### Task to complete:
Of all the lines in this material, how many have the word "VEHÍCULO"? Give only the number.
++++++++
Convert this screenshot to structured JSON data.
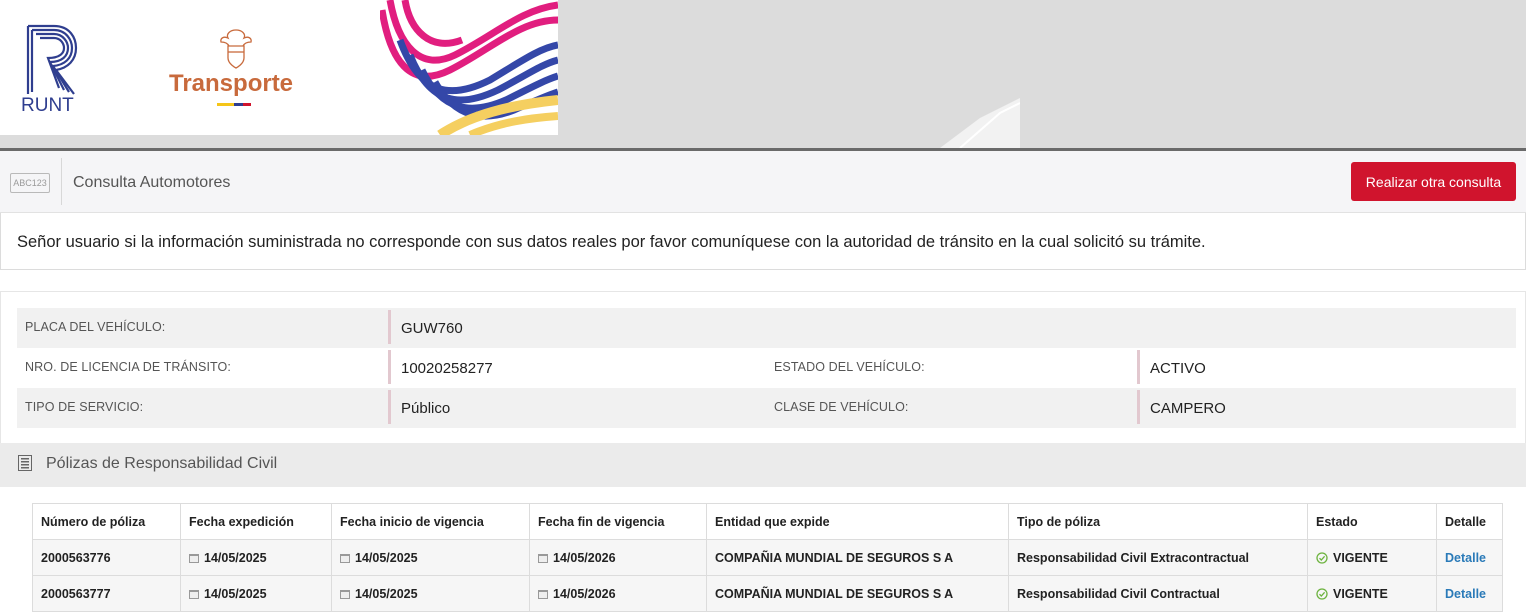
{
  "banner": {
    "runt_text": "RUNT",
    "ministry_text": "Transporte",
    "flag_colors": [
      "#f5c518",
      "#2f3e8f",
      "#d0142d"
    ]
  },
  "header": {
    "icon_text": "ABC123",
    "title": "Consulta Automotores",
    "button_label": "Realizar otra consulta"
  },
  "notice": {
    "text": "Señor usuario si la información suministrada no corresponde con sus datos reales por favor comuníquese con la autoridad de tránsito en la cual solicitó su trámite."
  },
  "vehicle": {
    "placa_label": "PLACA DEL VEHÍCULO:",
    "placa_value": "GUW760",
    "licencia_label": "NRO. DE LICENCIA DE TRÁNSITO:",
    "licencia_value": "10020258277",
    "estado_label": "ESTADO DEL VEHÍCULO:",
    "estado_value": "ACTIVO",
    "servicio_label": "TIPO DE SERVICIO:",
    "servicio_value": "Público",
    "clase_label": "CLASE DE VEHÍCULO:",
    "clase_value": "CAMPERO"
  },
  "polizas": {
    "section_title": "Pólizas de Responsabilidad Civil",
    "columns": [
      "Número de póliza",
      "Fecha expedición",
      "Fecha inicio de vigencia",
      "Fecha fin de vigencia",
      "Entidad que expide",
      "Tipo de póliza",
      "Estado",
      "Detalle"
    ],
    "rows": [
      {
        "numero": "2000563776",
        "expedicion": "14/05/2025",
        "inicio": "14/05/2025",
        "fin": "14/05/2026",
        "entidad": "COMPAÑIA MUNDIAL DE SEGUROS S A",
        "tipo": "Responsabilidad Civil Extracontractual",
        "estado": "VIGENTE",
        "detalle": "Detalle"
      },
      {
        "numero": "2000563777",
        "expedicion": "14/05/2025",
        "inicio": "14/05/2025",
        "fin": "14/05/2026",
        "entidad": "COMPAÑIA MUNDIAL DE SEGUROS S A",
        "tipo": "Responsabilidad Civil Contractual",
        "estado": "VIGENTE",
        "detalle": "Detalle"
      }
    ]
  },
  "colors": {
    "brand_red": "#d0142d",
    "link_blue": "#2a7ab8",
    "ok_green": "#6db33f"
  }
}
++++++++
### Response:
3